What to produce —
Your answer is to be every line of the material that includes the string "wvka".

--- Provided material ---

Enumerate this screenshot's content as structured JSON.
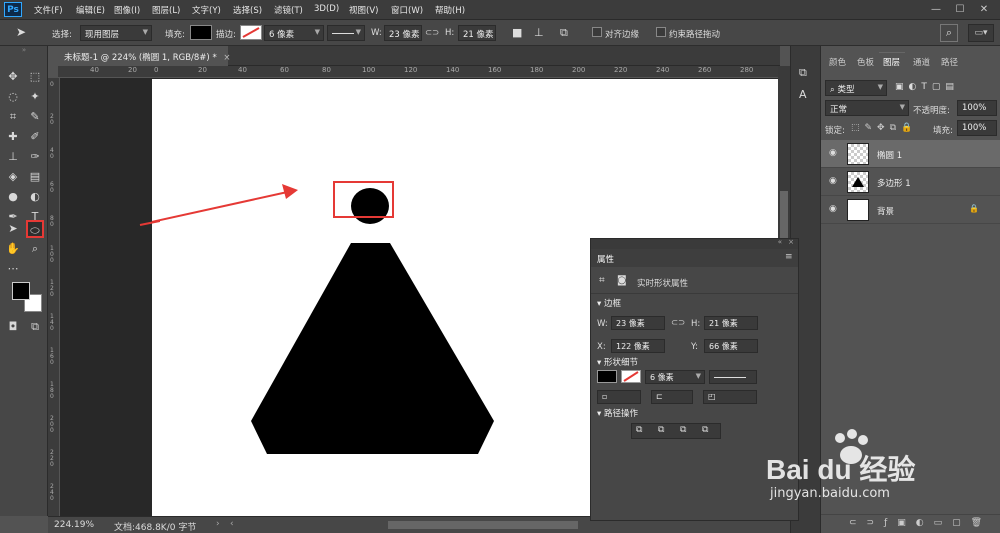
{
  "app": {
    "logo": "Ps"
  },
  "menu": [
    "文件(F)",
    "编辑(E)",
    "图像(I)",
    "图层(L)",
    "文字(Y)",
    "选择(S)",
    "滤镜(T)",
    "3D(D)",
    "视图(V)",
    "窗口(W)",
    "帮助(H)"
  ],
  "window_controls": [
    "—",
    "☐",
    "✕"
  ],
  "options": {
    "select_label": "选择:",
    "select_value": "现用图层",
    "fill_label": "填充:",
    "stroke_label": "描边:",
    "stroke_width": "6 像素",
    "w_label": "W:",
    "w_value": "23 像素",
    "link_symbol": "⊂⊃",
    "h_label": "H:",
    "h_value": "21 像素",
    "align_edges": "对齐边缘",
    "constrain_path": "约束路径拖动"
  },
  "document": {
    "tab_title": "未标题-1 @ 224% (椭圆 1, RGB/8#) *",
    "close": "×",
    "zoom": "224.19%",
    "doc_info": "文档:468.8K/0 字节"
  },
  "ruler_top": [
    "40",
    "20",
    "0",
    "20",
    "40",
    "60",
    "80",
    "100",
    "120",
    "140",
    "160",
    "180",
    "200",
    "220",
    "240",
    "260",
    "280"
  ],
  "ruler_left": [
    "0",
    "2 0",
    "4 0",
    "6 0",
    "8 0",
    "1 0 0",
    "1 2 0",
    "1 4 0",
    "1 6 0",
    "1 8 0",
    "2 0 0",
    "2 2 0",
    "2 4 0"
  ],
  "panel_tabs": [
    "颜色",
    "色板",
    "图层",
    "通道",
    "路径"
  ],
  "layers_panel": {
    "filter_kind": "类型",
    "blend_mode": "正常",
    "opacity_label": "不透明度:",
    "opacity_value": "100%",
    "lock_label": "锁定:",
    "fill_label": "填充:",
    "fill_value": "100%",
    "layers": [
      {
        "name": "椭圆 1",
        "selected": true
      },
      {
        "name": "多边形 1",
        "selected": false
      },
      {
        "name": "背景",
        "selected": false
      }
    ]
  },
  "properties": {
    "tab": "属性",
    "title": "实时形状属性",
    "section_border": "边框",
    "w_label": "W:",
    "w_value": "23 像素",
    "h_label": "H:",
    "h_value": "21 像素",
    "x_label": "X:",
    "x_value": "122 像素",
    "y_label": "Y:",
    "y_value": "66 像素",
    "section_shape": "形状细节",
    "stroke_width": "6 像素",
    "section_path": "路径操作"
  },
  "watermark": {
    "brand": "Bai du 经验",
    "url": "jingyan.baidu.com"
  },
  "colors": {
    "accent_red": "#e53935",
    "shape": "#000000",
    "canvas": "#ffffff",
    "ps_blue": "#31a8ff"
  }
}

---
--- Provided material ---

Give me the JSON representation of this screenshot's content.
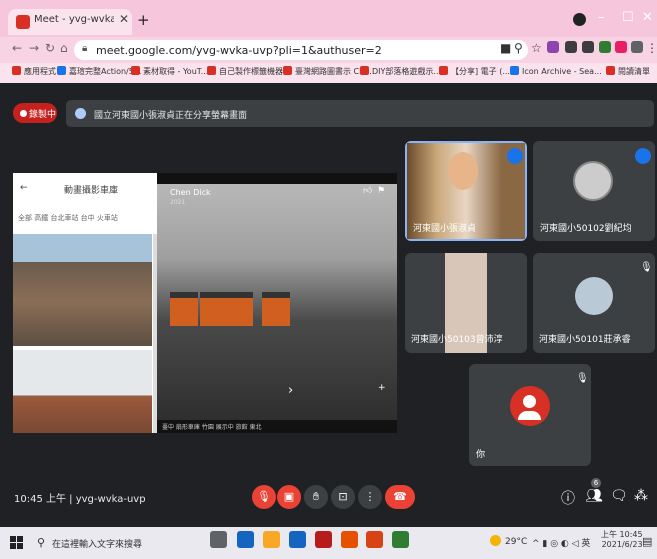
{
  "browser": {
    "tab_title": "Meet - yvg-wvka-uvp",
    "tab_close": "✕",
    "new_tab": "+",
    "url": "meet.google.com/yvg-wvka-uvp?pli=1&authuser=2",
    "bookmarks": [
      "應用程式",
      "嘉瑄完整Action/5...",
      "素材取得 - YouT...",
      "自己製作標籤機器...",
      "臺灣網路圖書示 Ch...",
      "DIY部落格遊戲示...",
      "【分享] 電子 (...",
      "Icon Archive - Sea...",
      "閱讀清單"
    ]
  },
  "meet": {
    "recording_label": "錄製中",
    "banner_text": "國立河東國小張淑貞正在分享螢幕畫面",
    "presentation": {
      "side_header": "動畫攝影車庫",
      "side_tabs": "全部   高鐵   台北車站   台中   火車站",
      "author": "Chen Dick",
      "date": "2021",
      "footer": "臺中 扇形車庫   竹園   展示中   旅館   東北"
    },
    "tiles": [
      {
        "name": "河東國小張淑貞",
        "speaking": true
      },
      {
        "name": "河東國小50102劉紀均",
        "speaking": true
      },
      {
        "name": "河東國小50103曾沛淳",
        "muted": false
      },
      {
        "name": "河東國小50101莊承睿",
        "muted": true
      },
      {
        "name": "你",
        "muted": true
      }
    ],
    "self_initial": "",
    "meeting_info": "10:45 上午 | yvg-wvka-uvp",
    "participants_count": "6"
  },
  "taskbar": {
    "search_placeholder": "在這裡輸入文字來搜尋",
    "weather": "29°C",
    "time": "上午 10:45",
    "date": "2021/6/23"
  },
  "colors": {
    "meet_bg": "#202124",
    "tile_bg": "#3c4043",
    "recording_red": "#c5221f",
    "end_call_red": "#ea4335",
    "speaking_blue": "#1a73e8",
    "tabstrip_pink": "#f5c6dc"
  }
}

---

Reply —
    "tab_title": "Meet - yvg-wvka-uvp",
    "url": "meet.google.com/yvg-wvka-uvp?pli=1&authuser=2",
    "meeting_info": "10:45 上午 | yvg-wvka-uvp",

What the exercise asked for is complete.